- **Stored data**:
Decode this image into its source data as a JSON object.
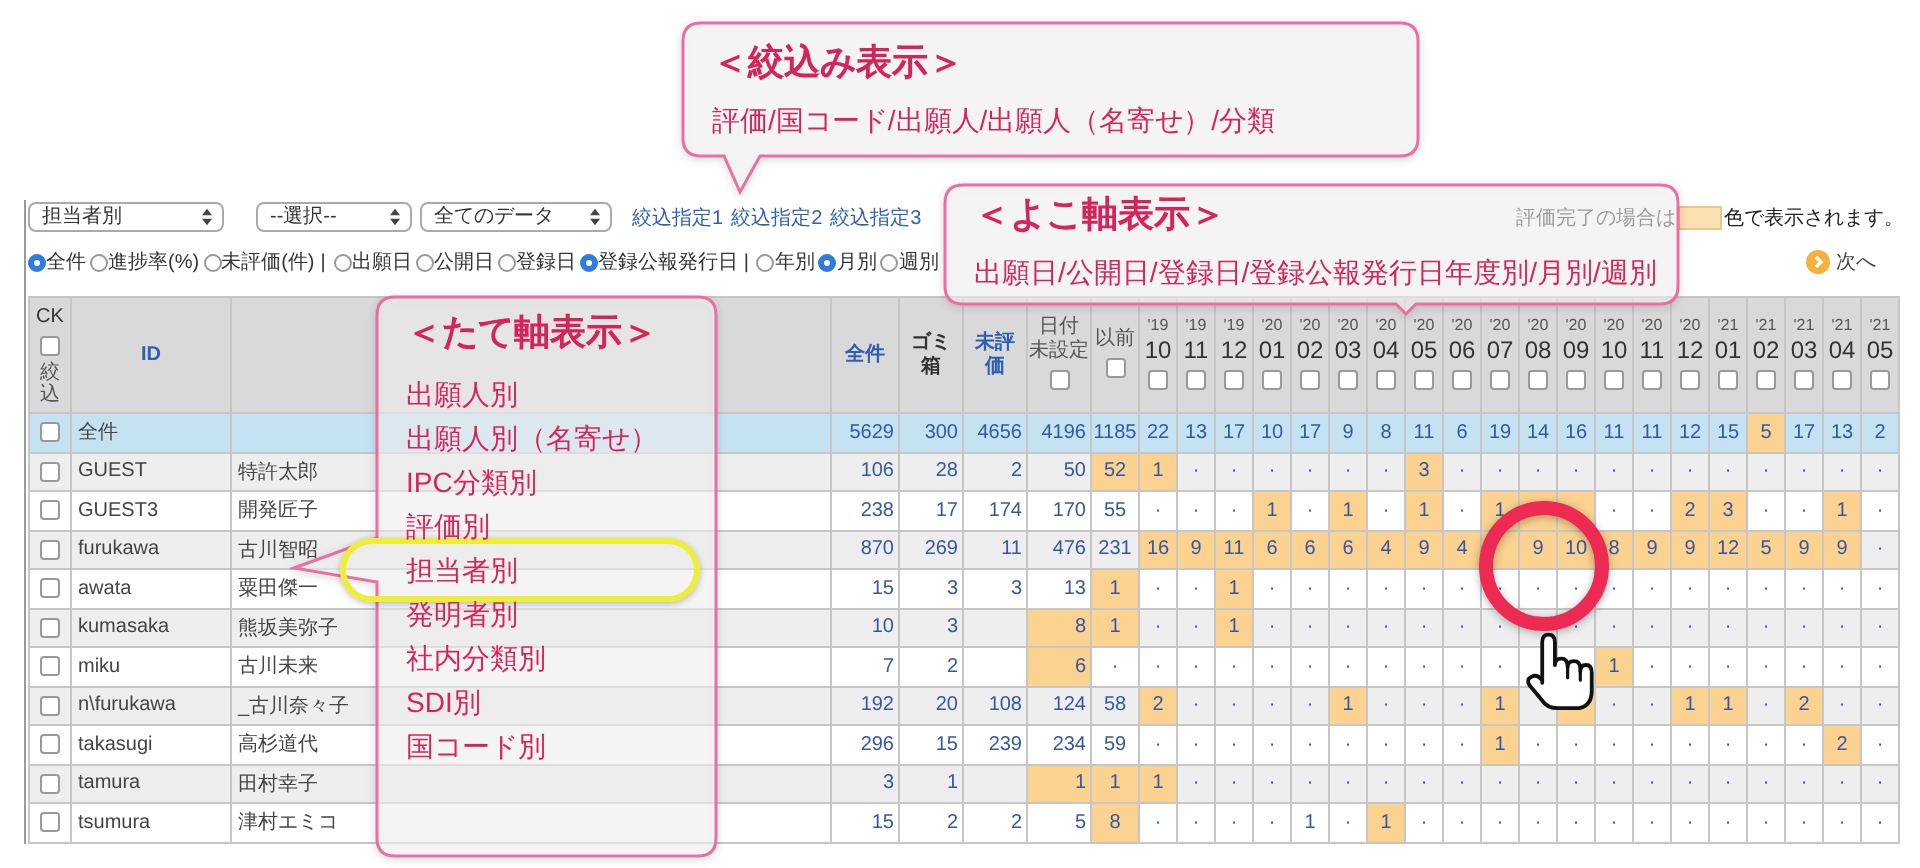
{
  "filter_bar": {
    "selects": [
      {
        "value": "担当者別"
      },
      {
        "value": "--選択--"
      },
      {
        "value": "全てのデータ"
      }
    ],
    "links": [
      "絞込指定1",
      "絞込指定2",
      "絞込指定3"
    ],
    "legend": {
      "before": "評価完了の場合は",
      "after": "色で表示されます。"
    }
  },
  "options_bar": {
    "groups": [
      {
        "options": [
          {
            "label": "全件",
            "selected": true
          },
          {
            "label": "進捗率(%)",
            "selected": false
          },
          {
            "label": "未評価(件)",
            "selected": false
          }
        ],
        "separator": "|"
      },
      {
        "options": [
          {
            "label": "出願日",
            "selected": false
          },
          {
            "label": "公開日",
            "selected": false
          },
          {
            "label": "登録日",
            "selected": false
          },
          {
            "label": "登録公報発行日",
            "selected": true
          }
        ],
        "separator": "|"
      },
      {
        "options": [
          {
            "label": "年別",
            "selected": false
          },
          {
            "label": "月別",
            "selected": true
          },
          {
            "label": "週別",
            "selected": false
          }
        ]
      }
    ],
    "next": "次へ"
  },
  "table": {
    "header": {
      "ck": {
        "label": "CK",
        "note": "絞込",
        "checked": false
      },
      "id": "ID",
      "total": "全件",
      "trash": [
        "ゴミ",
        "箱"
      ],
      "unrated": [
        "未評",
        "価"
      ],
      "undated": {
        "lines": [
          "日付",
          "未設定"
        ],
        "checked": false
      },
      "before": {
        "label": "以前",
        "checked": false
      },
      "months": [
        {
          "year": "'19",
          "month": "10",
          "checked": false
        },
        {
          "year": "'19",
          "month": "11",
          "checked": false
        },
        {
          "year": "'19",
          "month": "12",
          "checked": false
        },
        {
          "year": "'20",
          "month": "01",
          "checked": false
        },
        {
          "year": "'20",
          "month": "02",
          "checked": false
        },
        {
          "year": "'20",
          "month": "03",
          "checked": false
        },
        {
          "year": "'20",
          "month": "04",
          "checked": false
        },
        {
          "year": "'20",
          "month": "05",
          "checked": false
        },
        {
          "year": "'20",
          "month": "06",
          "checked": false
        },
        {
          "year": "'20",
          "month": "07",
          "checked": false
        },
        {
          "year": "'20",
          "month": "08",
          "checked": false
        },
        {
          "year": "'20",
          "month": "09",
          "checked": false
        },
        {
          "year": "'20",
          "month": "10",
          "checked": false
        },
        {
          "year": "'20",
          "month": "11",
          "checked": false
        },
        {
          "year": "'20",
          "month": "12",
          "checked": false
        },
        {
          "year": "'21",
          "month": "01",
          "checked": false
        },
        {
          "year": "'21",
          "month": "02",
          "checked": false
        },
        {
          "year": "'21",
          "month": "03",
          "checked": false
        },
        {
          "year": "'21",
          "month": "04",
          "checked": false
        },
        {
          "year": "'21",
          "month": "05",
          "checked": false
        }
      ]
    },
    "rows": [
      {
        "kind": "total",
        "id": "全件",
        "checked": false,
        "cells": [
          {
            "text": "5629",
            "done": false
          },
          {
            "text": "300",
            "done": false
          },
          {
            "text": "4656",
            "done": false
          },
          {
            "text": "4196",
            "done": false
          },
          {
            "text": "1185",
            "done": false
          },
          {
            "text": "22",
            "done": false
          },
          {
            "text": "13",
            "done": false
          },
          {
            "text": "17",
            "done": false
          },
          {
            "text": "10",
            "done": false
          },
          {
            "text": "17",
            "done": false
          },
          {
            "text": "9",
            "done": false
          },
          {
            "text": "8",
            "done": false
          },
          {
            "text": "11",
            "done": false
          },
          {
            "text": "6",
            "done": false
          },
          {
            "text": "19",
            "done": false
          },
          {
            "text": "14",
            "done": false
          },
          {
            "text": "16",
            "done": false
          },
          {
            "text": "11",
            "done": false
          },
          {
            "text": "11",
            "done": false
          },
          {
            "text": "12",
            "done": false
          },
          {
            "text": "15",
            "done": false
          },
          {
            "text": "5",
            "done": true
          },
          {
            "text": "17",
            "done": false
          },
          {
            "text": "13",
            "done": false
          },
          {
            "text": "2",
            "done": false
          }
        ]
      },
      {
        "kind": "user",
        "id": "GUEST",
        "name": "特許太郎",
        "checked": false,
        "cells": [
          {
            "text": "106",
            "done": false
          },
          {
            "text": "28",
            "done": false
          },
          {
            "text": "2",
            "done": false
          },
          {
            "text": "50",
            "done": false
          },
          {
            "text": "52",
            "done": true
          },
          {
            "text": "1",
            "done": true
          },
          {
            "text": "·",
            "done": false
          },
          {
            "text": "·",
            "done": false
          },
          {
            "text": "·",
            "done": false
          },
          {
            "text": "·",
            "done": false
          },
          {
            "text": "·",
            "done": false
          },
          {
            "text": "·",
            "done": false
          },
          {
            "text": "3",
            "done": true
          },
          {
            "text": "·",
            "done": false
          },
          {
            "text": "·",
            "done": false
          },
          {
            "text": "·",
            "done": false
          },
          {
            "text": "·",
            "done": false
          },
          {
            "text": "·",
            "done": false
          },
          {
            "text": "·",
            "done": false
          },
          {
            "text": "·",
            "done": false
          },
          {
            "text": "·",
            "done": false
          },
          {
            "text": "·",
            "done": false
          },
          {
            "text": "·",
            "done": false
          },
          {
            "text": "·",
            "done": false
          },
          {
            "text": "·",
            "done": false
          }
        ]
      },
      {
        "kind": "user",
        "id": "GUEST3",
        "name": "開発匠子",
        "checked": false,
        "cells": [
          {
            "text": "238",
            "done": false
          },
          {
            "text": "17",
            "done": false
          },
          {
            "text": "174",
            "done": false
          },
          {
            "text": "170",
            "done": false
          },
          {
            "text": "55",
            "done": false
          },
          {
            "text": "·",
            "done": false
          },
          {
            "text": "·",
            "done": false
          },
          {
            "text": "·",
            "done": false
          },
          {
            "text": "1",
            "done": true
          },
          {
            "text": "·",
            "done": false
          },
          {
            "text": "1",
            "done": true
          },
          {
            "text": "·",
            "done": false
          },
          {
            "text": "1",
            "done": true
          },
          {
            "text": "·",
            "done": false
          },
          {
            "text": "1",
            "done": true
          },
          {
            "done": true
          },
          {
            "done": true
          },
          {
            "text": "·",
            "done": false
          },
          {
            "text": "·",
            "done": false
          },
          {
            "text": "2",
            "done": true
          },
          {
            "text": "3",
            "done": true
          },
          {
            "text": "·",
            "done": false
          },
          {
            "text": "·",
            "done": false
          },
          {
            "text": "1",
            "done": true
          },
          {
            "text": "·",
            "done": false
          }
        ]
      },
      {
        "kind": "user",
        "id": "furukawa",
        "name": "古川智昭",
        "checked": false,
        "cells": [
          {
            "text": "870",
            "done": false
          },
          {
            "text": "269",
            "done": false
          },
          {
            "text": "11",
            "done": false
          },
          {
            "text": "476",
            "done": false
          },
          {
            "text": "231",
            "done": false
          },
          {
            "text": "16",
            "done": true
          },
          {
            "text": "9",
            "done": true
          },
          {
            "text": "11",
            "done": true
          },
          {
            "text": "6",
            "done": true
          },
          {
            "text": "6",
            "done": true
          },
          {
            "text": "6",
            "done": true
          },
          {
            "text": "4",
            "done": true
          },
          {
            "text": "9",
            "done": true
          },
          {
            "text": "4",
            "done": true
          },
          {
            "done": true
          },
          {
            "text": "9",
            "done": true
          },
          {
            "text": "10",
            "done": true
          },
          {
            "text": "8",
            "done": true
          },
          {
            "text": "9",
            "done": true
          },
          {
            "text": "9",
            "done": true
          },
          {
            "text": "12",
            "done": true
          },
          {
            "text": "5",
            "done": true
          },
          {
            "text": "9",
            "done": true
          },
          {
            "text": "9",
            "done": true
          },
          {
            "text": "·",
            "done": false
          }
        ]
      },
      {
        "kind": "user",
        "id": "awata",
        "name": "粟田傑一",
        "checked": false,
        "cells": [
          {
            "text": "15",
            "done": false
          },
          {
            "text": "3",
            "done": false
          },
          {
            "text": "3",
            "done": false
          },
          {
            "text": "13",
            "done": false
          },
          {
            "text": "1",
            "done": true
          },
          {
            "text": "·",
            "done": false
          },
          {
            "text": "·",
            "done": false
          },
          {
            "text": "1",
            "done": true
          },
          {
            "text": "·",
            "done": false
          },
          {
            "text": "·",
            "done": false
          },
          {
            "text": "·",
            "done": false
          },
          {
            "text": "·",
            "done": false
          },
          {
            "text": "·",
            "done": false
          },
          {
            "text": "·",
            "done": false
          },
          {
            "text": "·",
            "done": false
          },
          {
            "text": "·",
            "done": false
          },
          {
            "text": "·",
            "done": false
          },
          {
            "text": "·",
            "done": false
          },
          {
            "text": "·",
            "done": false
          },
          {
            "text": "·",
            "done": false
          },
          {
            "text": "·",
            "done": false
          },
          {
            "text": "·",
            "done": false
          },
          {
            "text": "·",
            "done": false
          },
          {
            "text": "·",
            "done": false
          },
          {
            "text": "·",
            "done": false
          }
        ]
      },
      {
        "kind": "user",
        "id": "kumasaka",
        "name": "熊坂美弥子",
        "checked": false,
        "cells": [
          {
            "text": "10",
            "done": false
          },
          {
            "text": "3",
            "done": false
          },
          {
            "done": false
          },
          {
            "text": "8",
            "done": true
          },
          {
            "text": "1",
            "done": true
          },
          {
            "text": "·",
            "done": false
          },
          {
            "text": "·",
            "done": false
          },
          {
            "text": "1",
            "done": true
          },
          {
            "text": "·",
            "done": false
          },
          {
            "text": "·",
            "done": false
          },
          {
            "text": "·",
            "done": false
          },
          {
            "text": "·",
            "done": false
          },
          {
            "text": "·",
            "done": false
          },
          {
            "text": "·",
            "done": false
          },
          {
            "text": "·",
            "done": false
          },
          {
            "done": false
          },
          {
            "text": "·",
            "done": false
          },
          {
            "text": "·",
            "done": false
          },
          {
            "text": "·",
            "done": false
          },
          {
            "text": "·",
            "done": false
          },
          {
            "text": "·",
            "done": false
          },
          {
            "text": "·",
            "done": false
          },
          {
            "text": "·",
            "done": false
          },
          {
            "text": "·",
            "done": false
          },
          {
            "text": "·",
            "done": false
          }
        ]
      },
      {
        "kind": "user",
        "id": "miku",
        "name": "古川未来",
        "checked": false,
        "cells": [
          {
            "text": "7",
            "done": false
          },
          {
            "text": "2",
            "done": false
          },
          {
            "done": false
          },
          {
            "text": "6",
            "done": true
          },
          {
            "text": "·",
            "done": false
          },
          {
            "text": "·",
            "done": false
          },
          {
            "text": "·",
            "done": false
          },
          {
            "text": "·",
            "done": false
          },
          {
            "text": "·",
            "done": false
          },
          {
            "text": "·",
            "done": false
          },
          {
            "text": "·",
            "done": false
          },
          {
            "text": "·",
            "done": false
          },
          {
            "text": "·",
            "done": false
          },
          {
            "text": "·",
            "done": false
          },
          {
            "text": "·",
            "done": false
          },
          {
            "done": false
          },
          {
            "done": false
          },
          {
            "text": "1",
            "done": true
          },
          {
            "text": "·",
            "done": false
          },
          {
            "text": "·",
            "done": false
          },
          {
            "text": "·",
            "done": false
          },
          {
            "text": "·",
            "done": false
          },
          {
            "text": "·",
            "done": false
          },
          {
            "text": "·",
            "done": false
          },
          {
            "text": "·",
            "done": false
          }
        ]
      },
      {
        "kind": "user",
        "id": "n\\furukawa",
        "name": "_古川奈々子",
        "checked": false,
        "cells": [
          {
            "text": "192",
            "done": false
          },
          {
            "text": "20",
            "done": false
          },
          {
            "text": "108",
            "done": false
          },
          {
            "text": "124",
            "done": false
          },
          {
            "text": "58",
            "done": false
          },
          {
            "text": "2",
            "done": true
          },
          {
            "text": "·",
            "done": false
          },
          {
            "text": "·",
            "done": false
          },
          {
            "text": "·",
            "done": false
          },
          {
            "text": "·",
            "done": false
          },
          {
            "text": "1",
            "done": true
          },
          {
            "text": "·",
            "done": false
          },
          {
            "text": "·",
            "done": false
          },
          {
            "text": "·",
            "done": false
          },
          {
            "text": "1",
            "done": true
          },
          {
            "done": false
          },
          {
            "done": true
          },
          {
            "text": "·",
            "done": false
          },
          {
            "text": "·",
            "done": false
          },
          {
            "text": "1",
            "done": true
          },
          {
            "text": "1",
            "done": true
          },
          {
            "text": "·",
            "done": false
          },
          {
            "text": "2",
            "done": true
          },
          {
            "text": "·",
            "done": false
          },
          {
            "text": "·",
            "done": false
          }
        ]
      },
      {
        "kind": "user",
        "id": "takasugi",
        "name": "高杉道代",
        "checked": false,
        "cells": [
          {
            "text": "296",
            "done": false
          },
          {
            "text": "15",
            "done": false
          },
          {
            "text": "239",
            "done": false
          },
          {
            "text": "234",
            "done": false
          },
          {
            "text": "59",
            "done": false
          },
          {
            "text": "·",
            "done": false
          },
          {
            "text": "·",
            "done": false
          },
          {
            "text": "·",
            "done": false
          },
          {
            "text": "·",
            "done": false
          },
          {
            "text": "·",
            "done": false
          },
          {
            "text": "·",
            "done": false
          },
          {
            "text": "·",
            "done": false
          },
          {
            "text": "·",
            "done": false
          },
          {
            "text": "·",
            "done": false
          },
          {
            "text": "1",
            "done": true
          },
          {
            "text": "·",
            "done": false
          },
          {
            "text": "·",
            "done": false
          },
          {
            "text": "·",
            "done": false
          },
          {
            "text": "·",
            "done": false
          },
          {
            "text": "·",
            "done": false
          },
          {
            "text": "·",
            "done": false
          },
          {
            "text": "·",
            "done": false
          },
          {
            "text": "·",
            "done": false
          },
          {
            "text": "2",
            "done": true
          },
          {
            "text": "·",
            "done": false
          }
        ]
      },
      {
        "kind": "user",
        "id": "tamura",
        "name": "田村幸子",
        "checked": false,
        "cells": [
          {
            "text": "3",
            "done": false
          },
          {
            "text": "1",
            "done": false
          },
          {
            "done": false
          },
          {
            "text": "1",
            "done": true
          },
          {
            "text": "1",
            "done": true
          },
          {
            "text": "1",
            "done": true
          },
          {
            "text": "·",
            "done": false
          },
          {
            "text": "·",
            "done": false
          },
          {
            "text": "·",
            "done": false
          },
          {
            "text": "·",
            "done": false
          },
          {
            "text": "·",
            "done": false
          },
          {
            "text": "·",
            "done": false
          },
          {
            "text": "·",
            "done": false
          },
          {
            "text": "·",
            "done": false
          },
          {
            "text": "·",
            "done": false
          },
          {
            "text": "·",
            "done": false
          },
          {
            "text": "·",
            "done": false
          },
          {
            "text": "·",
            "done": false
          },
          {
            "text": "·",
            "done": false
          },
          {
            "text": "·",
            "done": false
          },
          {
            "text": "·",
            "done": false
          },
          {
            "text": "·",
            "done": false
          },
          {
            "text": "·",
            "done": false
          },
          {
            "text": "·",
            "done": false
          },
          {
            "text": "·",
            "done": false
          }
        ]
      },
      {
        "kind": "user",
        "id": "tsumura",
        "name": "津村エミコ",
        "checked": false,
        "cells": [
          {
            "text": "15",
            "done": false
          },
          {
            "text": "2",
            "done": false
          },
          {
            "text": "2",
            "done": false
          },
          {
            "text": "5",
            "done": false
          },
          {
            "text": "8",
            "done": true
          },
          {
            "text": "·",
            "done": false
          },
          {
            "text": "·",
            "done": false
          },
          {
            "text": "·",
            "done": false
          },
          {
            "text": "·",
            "done": false
          },
          {
            "text": "1",
            "done": false
          },
          {
            "text": "·",
            "done": false
          },
          {
            "text": "1",
            "done": true
          },
          {
            "text": "·",
            "done": false
          },
          {
            "text": "·",
            "done": false
          },
          {
            "text": "·",
            "done": false
          },
          {
            "text": "·",
            "done": false
          },
          {
            "text": "·",
            "done": false
          },
          {
            "text": "·",
            "done": false
          },
          {
            "text": "·",
            "done": false
          },
          {
            "text": "·",
            "done": false
          },
          {
            "text": "·",
            "done": false
          },
          {
            "text": "·",
            "done": false
          },
          {
            "text": "·",
            "done": false
          },
          {
            "text": "·",
            "done": false
          },
          {
            "text": "·",
            "done": false
          }
        ]
      }
    ]
  },
  "callouts": [
    {
      "kind": "filter",
      "title": "＜絞込み表示＞",
      "text": "評価/国コード/出願人/出願人（名寄せ）/分類"
    },
    {
      "kind": "horizontal",
      "title": "＜よこ軸表示＞",
      "text": "出願日/公開日/登録日/登録公報発行日年度別/月別/週別"
    },
    {
      "kind": "vertical",
      "title": "＜たて軸表示＞",
      "items": [
        {
          "label": "出願人別",
          "selected": false
        },
        {
          "label": "出願人別（名寄せ）",
          "selected": false
        },
        {
          "label": "IPC分類別",
          "selected": false
        },
        {
          "label": "評価別",
          "selected": false
        },
        {
          "label": "担当者別",
          "selected": true
        },
        {
          "label": "発明者別",
          "selected": false
        },
        {
          "label": "社内分類別",
          "selected": false
        },
        {
          "label": "SDI別",
          "selected": false
        },
        {
          "label": "国コード別",
          "selected": false
        }
      ]
    }
  ]
}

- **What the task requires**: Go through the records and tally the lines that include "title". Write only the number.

- **Expected answer**: 3